Chris Casillas

Christopher Casillas

Adjunct Professor


  • B.A., with honors, University of California, Santa Barbara, 2000
  • J.D., magna cum laude, Seattle University School of Law, 2003
  • M.A., Cornell University, 2009
  • Ph.D., Cornell University, 2012


Chris Casillas currently works for the State of Washington at the Public Employment Relations Commission ("PERC"). He has a long career in public-sector labor relations, first beginning as an Associate at the law firm of Cline & Associates, a boutique Seattle law firm specializing in public sector labor law, and then becoming a partner in 2014. Chris began his legal career in 2003 after graduating from Seattle University School of Law, and while in private practice represented dozens of independent unions in the public sector across the State of Washington. Now with the State of Washington, Chris assists various parties in resolving a variety of labor-management disputes as a mediator, administrative law judge, and trainer. In 2020, Chris launched The Negotiation Project at PERC, an innovative conflict prevention program designed for PERC's clientele that explores how academic theories and research about negotiations intersect with the practices and experiences of negotiators in public sector bargaining throughout Washington State.
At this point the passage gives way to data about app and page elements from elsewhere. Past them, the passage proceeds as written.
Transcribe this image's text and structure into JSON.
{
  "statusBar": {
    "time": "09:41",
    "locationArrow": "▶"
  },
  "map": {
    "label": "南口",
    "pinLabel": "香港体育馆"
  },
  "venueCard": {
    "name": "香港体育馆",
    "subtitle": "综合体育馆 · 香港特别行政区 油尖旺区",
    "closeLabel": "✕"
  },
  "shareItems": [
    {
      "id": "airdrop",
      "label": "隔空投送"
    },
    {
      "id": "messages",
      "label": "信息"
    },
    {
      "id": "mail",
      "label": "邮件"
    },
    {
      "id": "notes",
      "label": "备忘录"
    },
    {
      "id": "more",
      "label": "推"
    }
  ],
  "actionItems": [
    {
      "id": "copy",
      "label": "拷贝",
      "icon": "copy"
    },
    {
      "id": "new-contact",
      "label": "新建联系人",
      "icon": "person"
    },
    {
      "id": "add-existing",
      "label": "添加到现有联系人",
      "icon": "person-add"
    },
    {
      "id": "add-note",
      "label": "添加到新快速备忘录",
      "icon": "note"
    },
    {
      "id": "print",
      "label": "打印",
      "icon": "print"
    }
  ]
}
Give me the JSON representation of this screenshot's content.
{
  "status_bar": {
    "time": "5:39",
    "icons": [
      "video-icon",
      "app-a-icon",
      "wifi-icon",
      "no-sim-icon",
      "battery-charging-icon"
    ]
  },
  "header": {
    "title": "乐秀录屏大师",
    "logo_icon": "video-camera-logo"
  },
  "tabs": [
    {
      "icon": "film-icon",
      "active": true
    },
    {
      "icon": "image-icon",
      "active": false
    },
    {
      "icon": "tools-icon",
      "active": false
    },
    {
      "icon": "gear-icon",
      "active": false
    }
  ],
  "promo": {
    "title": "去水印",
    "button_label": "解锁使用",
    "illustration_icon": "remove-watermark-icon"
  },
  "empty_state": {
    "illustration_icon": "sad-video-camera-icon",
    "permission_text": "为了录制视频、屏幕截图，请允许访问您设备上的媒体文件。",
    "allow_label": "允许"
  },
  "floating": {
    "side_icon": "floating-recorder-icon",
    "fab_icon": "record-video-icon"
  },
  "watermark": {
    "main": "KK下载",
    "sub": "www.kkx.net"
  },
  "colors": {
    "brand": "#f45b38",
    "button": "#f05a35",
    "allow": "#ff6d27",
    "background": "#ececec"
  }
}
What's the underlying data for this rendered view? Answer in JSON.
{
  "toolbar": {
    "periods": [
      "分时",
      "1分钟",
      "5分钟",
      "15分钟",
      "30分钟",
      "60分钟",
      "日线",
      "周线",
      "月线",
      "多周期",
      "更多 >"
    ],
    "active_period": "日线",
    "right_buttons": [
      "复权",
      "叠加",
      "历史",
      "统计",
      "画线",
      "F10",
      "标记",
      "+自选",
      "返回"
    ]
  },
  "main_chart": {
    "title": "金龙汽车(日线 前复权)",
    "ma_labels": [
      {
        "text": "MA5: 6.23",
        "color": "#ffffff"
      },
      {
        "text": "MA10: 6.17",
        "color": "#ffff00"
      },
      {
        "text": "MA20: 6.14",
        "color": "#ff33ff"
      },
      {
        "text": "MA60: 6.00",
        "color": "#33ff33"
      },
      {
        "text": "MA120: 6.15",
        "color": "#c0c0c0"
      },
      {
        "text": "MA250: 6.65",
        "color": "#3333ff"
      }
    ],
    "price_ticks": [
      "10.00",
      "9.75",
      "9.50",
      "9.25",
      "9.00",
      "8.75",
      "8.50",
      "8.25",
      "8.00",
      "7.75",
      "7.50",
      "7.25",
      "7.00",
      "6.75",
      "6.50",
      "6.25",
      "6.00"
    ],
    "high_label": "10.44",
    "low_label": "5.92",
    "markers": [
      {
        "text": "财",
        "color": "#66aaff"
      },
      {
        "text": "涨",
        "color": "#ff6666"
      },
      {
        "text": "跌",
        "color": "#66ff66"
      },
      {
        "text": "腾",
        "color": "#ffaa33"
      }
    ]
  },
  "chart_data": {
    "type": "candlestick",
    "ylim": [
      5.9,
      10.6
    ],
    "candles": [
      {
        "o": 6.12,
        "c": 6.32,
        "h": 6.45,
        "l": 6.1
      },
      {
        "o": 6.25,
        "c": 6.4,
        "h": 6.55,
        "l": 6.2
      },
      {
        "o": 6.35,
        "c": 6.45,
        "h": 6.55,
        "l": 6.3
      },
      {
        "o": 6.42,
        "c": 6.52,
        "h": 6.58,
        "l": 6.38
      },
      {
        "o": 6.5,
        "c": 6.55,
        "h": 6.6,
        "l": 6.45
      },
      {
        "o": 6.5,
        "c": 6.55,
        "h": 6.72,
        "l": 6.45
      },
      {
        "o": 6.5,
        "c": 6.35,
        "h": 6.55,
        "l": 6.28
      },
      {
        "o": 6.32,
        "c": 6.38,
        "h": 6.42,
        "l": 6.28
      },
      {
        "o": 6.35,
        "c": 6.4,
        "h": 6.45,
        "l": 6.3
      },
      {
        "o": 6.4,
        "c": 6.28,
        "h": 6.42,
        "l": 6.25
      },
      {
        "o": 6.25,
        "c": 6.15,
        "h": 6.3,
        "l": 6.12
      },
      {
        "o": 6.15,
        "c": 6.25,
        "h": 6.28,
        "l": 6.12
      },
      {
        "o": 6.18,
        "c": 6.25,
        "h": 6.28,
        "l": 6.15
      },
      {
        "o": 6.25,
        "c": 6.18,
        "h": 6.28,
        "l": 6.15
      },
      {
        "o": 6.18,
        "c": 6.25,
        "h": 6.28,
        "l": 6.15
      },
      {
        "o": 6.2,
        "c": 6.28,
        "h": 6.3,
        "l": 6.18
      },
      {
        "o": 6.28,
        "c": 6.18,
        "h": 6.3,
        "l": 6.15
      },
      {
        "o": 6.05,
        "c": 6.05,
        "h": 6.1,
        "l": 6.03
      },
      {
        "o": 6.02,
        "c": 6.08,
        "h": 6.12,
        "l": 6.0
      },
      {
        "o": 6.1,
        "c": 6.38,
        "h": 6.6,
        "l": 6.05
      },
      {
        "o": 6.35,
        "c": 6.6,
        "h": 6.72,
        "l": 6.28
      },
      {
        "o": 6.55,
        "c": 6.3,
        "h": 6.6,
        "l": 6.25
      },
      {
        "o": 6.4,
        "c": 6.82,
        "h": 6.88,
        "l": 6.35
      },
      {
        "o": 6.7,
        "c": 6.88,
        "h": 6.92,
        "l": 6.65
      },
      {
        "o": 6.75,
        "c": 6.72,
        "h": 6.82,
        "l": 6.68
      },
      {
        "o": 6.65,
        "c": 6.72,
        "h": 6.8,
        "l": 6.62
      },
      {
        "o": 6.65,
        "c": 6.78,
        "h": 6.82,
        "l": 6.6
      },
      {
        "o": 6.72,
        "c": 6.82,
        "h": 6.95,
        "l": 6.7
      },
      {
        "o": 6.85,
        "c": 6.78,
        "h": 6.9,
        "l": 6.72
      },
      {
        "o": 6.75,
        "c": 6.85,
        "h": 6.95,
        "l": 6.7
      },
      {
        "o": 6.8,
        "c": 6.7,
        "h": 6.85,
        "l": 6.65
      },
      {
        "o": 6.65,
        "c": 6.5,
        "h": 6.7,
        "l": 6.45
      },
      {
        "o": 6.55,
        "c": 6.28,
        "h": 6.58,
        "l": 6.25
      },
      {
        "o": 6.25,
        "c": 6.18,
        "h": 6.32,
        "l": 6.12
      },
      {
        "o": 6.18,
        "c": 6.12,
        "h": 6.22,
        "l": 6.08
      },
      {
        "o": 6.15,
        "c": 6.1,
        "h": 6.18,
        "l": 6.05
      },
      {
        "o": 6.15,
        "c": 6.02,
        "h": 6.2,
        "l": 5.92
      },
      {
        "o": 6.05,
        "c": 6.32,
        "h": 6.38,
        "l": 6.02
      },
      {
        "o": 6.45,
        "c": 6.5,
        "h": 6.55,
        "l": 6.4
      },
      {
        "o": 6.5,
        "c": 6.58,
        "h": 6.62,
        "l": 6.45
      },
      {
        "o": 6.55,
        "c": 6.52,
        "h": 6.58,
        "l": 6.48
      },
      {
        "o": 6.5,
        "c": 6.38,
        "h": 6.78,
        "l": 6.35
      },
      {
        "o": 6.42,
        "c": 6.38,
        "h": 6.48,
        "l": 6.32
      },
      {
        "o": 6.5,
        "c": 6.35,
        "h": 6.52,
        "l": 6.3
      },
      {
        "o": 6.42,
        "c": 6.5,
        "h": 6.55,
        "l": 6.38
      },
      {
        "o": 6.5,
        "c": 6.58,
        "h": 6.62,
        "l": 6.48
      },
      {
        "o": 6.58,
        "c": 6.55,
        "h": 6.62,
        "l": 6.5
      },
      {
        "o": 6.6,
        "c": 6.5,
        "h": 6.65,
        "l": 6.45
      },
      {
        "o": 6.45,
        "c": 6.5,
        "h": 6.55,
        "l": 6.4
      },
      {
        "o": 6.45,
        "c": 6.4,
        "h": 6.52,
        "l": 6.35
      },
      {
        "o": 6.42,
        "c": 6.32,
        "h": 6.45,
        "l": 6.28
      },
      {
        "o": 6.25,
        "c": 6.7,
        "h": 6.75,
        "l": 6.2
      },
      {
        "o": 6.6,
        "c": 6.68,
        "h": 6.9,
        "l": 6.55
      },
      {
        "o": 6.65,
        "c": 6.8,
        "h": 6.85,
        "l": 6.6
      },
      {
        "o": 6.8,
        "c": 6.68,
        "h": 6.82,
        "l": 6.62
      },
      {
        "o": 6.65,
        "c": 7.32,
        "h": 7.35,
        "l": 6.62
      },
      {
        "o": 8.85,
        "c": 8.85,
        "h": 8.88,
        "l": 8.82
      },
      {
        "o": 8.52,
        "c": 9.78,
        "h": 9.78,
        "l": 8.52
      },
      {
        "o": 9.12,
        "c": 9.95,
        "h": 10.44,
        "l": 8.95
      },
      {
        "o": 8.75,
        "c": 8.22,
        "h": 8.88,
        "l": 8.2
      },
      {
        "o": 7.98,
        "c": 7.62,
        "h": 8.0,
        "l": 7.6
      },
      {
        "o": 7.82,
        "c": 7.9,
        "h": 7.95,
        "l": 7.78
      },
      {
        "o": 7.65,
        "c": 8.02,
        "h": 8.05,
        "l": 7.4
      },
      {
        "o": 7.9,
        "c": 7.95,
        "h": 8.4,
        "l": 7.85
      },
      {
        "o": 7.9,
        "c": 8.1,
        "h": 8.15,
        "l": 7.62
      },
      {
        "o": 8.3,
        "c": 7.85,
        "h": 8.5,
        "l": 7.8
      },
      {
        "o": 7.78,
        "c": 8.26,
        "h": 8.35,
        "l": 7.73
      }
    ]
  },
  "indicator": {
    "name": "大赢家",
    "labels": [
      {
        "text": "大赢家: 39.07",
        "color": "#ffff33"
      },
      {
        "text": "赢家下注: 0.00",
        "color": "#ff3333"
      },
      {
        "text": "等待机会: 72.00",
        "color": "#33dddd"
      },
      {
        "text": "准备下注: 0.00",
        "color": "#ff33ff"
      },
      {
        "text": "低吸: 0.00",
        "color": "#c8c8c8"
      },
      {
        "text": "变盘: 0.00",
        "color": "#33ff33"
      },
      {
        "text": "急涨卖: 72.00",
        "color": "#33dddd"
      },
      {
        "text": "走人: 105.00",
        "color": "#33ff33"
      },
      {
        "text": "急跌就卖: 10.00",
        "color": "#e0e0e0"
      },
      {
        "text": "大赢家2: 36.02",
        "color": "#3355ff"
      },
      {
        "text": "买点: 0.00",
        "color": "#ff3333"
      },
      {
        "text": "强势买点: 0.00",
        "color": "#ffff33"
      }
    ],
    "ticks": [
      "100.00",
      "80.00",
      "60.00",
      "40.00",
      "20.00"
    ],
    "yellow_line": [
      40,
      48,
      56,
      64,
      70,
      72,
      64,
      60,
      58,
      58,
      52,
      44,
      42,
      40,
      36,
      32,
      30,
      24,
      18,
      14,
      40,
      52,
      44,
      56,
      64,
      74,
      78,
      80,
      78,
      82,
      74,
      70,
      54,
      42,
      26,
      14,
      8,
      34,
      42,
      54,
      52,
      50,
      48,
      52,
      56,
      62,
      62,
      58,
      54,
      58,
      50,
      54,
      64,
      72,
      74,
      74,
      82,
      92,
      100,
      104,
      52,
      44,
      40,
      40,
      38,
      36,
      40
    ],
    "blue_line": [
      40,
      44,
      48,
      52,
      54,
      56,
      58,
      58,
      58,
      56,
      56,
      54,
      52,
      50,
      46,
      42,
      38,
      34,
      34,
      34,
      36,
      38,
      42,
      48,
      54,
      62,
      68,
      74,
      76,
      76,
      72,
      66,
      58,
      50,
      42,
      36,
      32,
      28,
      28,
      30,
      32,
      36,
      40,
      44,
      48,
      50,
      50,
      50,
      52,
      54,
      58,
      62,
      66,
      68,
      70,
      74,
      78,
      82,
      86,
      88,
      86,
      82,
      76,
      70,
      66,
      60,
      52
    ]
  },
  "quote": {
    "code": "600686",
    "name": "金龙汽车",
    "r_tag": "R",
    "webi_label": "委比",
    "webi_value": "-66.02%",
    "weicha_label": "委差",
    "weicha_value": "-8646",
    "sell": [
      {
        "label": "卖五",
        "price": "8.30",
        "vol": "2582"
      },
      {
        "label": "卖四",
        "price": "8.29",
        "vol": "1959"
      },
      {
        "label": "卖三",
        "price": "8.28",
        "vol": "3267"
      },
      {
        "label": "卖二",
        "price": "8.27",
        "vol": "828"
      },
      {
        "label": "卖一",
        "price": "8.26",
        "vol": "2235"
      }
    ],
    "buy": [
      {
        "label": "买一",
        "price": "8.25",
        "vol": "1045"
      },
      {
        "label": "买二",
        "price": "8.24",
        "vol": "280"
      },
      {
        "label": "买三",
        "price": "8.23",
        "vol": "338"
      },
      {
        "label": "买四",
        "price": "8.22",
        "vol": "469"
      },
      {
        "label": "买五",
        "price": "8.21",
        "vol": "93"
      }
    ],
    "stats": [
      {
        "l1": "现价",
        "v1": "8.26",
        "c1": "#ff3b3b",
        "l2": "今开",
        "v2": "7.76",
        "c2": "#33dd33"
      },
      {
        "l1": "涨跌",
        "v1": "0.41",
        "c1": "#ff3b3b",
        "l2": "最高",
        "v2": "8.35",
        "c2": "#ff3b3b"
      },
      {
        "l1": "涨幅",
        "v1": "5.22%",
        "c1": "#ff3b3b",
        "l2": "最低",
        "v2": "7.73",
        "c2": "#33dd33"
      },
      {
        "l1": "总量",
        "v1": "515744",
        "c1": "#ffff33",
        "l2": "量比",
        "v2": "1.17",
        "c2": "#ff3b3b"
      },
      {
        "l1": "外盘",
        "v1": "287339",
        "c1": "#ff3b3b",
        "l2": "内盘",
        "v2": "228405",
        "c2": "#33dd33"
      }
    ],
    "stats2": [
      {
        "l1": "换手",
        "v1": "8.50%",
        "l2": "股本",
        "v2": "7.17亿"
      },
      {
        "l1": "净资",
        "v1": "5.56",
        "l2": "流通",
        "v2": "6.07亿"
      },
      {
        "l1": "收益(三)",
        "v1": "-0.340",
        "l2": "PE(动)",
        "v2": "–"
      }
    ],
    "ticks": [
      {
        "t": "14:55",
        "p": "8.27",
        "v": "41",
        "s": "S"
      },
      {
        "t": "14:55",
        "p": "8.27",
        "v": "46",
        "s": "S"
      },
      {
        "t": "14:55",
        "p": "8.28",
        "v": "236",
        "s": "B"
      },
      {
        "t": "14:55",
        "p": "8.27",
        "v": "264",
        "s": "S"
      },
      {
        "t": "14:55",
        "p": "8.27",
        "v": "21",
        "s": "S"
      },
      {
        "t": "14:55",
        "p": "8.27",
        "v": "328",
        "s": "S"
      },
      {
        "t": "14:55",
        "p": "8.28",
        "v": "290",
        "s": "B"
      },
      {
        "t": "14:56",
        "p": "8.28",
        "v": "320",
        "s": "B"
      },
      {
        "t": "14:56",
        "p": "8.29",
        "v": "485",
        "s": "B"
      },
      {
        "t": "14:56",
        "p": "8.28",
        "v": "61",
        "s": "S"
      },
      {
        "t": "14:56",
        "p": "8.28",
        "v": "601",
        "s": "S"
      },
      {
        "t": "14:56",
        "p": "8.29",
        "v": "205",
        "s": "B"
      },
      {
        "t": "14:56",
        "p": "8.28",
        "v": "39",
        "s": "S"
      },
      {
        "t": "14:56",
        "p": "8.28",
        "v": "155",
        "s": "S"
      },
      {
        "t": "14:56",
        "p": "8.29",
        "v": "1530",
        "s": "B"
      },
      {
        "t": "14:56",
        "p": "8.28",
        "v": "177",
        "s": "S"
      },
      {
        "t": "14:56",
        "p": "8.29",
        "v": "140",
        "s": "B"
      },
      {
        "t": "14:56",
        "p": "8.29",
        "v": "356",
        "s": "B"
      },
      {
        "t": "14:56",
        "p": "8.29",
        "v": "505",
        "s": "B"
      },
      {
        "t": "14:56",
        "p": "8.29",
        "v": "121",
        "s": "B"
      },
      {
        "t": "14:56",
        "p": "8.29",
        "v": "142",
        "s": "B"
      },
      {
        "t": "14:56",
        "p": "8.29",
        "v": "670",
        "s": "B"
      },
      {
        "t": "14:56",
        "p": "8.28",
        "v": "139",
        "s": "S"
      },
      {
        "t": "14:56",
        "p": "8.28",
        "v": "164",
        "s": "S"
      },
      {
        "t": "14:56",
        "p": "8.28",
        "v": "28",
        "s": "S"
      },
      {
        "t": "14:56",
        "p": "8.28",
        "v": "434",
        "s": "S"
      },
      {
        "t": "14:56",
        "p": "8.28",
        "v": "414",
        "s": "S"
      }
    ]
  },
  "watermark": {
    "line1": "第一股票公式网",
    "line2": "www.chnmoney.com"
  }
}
In addition to his labor relations background, Chris has also pursued an academic career in the field of political science. In 2009, he earned a Masters of Arts degree in Government, and in January of 2012 he completed his Ph.D. in Government at Cornell University. During his graduate school career at Cornell, Chris taught or served as a teaching assistant for numerous courses on the Supreme Court, the Constitution, and Civil Liberties. Chris co-authored an article that was published in the American Journal of Political Science on public opinion and the Supreme Court. The article can be located at: Casillas, Christopher J., Enns, Peter K, and Patrick Wohlfarth. 2011. "How Public Opinion Constrains the Supreme Court" American Journal of Political Science 55(1): 74-88. His dissertation is titled "Law, Legislation, and Democracy: Cooperation and Contestation Between Congress, the Supreme Court, and the Executive in the Determination of Statutory Meaning."

Chris joined the adjunct faculty at Seattle University in 2013. Since that time, Chris has taught a range of courses spanning the topics of Separation of Powers, 2nd Amendment, Voting Rights, and Constitutional Law II. In recent years, Chris has focused his teaching efforts on Labor Law and Negotiations. Since 2019, Chris has also been an Affiliate Instructor of Law at the University of Washington, where he also teaches Labor Law and Negotiations. In October 2022, Chris was honored to receive the Outstanding Adjunct Faculty Award from Seattle University School of Law.